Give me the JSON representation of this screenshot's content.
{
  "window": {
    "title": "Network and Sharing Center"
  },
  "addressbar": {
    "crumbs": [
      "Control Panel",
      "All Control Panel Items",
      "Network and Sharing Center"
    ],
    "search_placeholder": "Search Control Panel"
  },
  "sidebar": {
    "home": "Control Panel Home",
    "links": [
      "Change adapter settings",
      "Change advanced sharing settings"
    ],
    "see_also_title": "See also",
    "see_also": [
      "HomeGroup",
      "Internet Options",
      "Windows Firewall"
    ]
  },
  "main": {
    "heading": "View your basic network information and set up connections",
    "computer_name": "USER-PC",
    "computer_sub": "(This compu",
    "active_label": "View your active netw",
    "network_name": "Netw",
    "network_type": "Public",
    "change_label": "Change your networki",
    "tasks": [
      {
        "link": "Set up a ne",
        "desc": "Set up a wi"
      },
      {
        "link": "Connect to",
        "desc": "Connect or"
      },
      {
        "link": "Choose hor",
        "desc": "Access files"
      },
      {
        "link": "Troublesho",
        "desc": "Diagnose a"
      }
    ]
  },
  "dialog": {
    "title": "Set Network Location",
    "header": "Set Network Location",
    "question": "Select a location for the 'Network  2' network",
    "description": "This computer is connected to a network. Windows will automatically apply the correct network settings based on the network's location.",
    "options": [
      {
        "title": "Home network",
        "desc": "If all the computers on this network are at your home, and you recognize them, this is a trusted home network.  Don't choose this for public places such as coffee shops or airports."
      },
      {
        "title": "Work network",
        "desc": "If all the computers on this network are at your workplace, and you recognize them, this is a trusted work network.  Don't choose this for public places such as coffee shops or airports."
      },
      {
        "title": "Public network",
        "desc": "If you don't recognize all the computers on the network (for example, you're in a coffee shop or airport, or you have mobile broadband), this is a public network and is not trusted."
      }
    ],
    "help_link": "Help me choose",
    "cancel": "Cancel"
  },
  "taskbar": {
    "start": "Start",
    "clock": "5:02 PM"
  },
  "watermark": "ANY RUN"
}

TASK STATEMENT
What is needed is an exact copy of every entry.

ANSWER TO THIS TASK
Give me the JSON representation of this screenshot's content.
{
  "window": {
    "title": "Network and Sharing Center"
  },
  "addressbar": {
    "crumbs": [
      "Control Panel",
      "All Control Panel Items",
      "Network and Sharing Center"
    ],
    "search_placeholder": "Search Control Panel"
  },
  "sidebar": {
    "home": "Control Panel Home",
    "links": [
      "Change adapter settings",
      "Change advanced sharing settings"
    ],
    "see_also_title": "See also",
    "see_also": [
      "HomeGroup",
      "Internet Options",
      "Windows Firewall"
    ]
  },
  "main": {
    "heading": "View your basic network information and set up connections",
    "computer_name": "USER-PC",
    "computer_sub": "(This compu",
    "active_label": "View your active netw",
    "network_name": "Netw",
    "network_type": "Public",
    "change_label": "Change your networki",
    "tasks": [
      {
        "link": "Set up a ne",
        "desc": "Set up a wi"
      },
      {
        "link": "Connect to",
        "desc": "Connect or"
      },
      {
        "link": "Choose hor",
        "desc": "Access files"
      },
      {
        "link": "Troublesho",
        "desc": "Diagnose a"
      }
    ]
  },
  "dialog": {
    "title": "Set Network Location",
    "header": "Set Network Location",
    "question": "Select a location for the 'Network  2' network",
    "description": "This computer is connected to a network. Windows will automatically apply the correct network settings based on the network's location.",
    "options": [
      {
        "title": "Home network",
        "desc": "If all the computers on this network are at your home, and you recognize them, this is a trusted home network.  Don't choose this for public places such as coffee shops or airports."
      },
      {
        "title": "Work network",
        "desc": "If all the computers on this network are at your workplace, and you recognize them, this is a trusted work network.  Don't choose this for public places such as coffee shops or airports."
      },
      {
        "title": "Public network",
        "desc": "If you don't recognize all the computers on the network (for example, you're in a coffee shop or airport, or you have mobile broadband), this is a public network and is not trusted."
      }
    ],
    "help_link": "Help me choose",
    "cancel": "Cancel"
  },
  "taskbar": {
    "start": "Start",
    "clock": "5:02 PM"
  },
  "watermark": "ANY RUN"
}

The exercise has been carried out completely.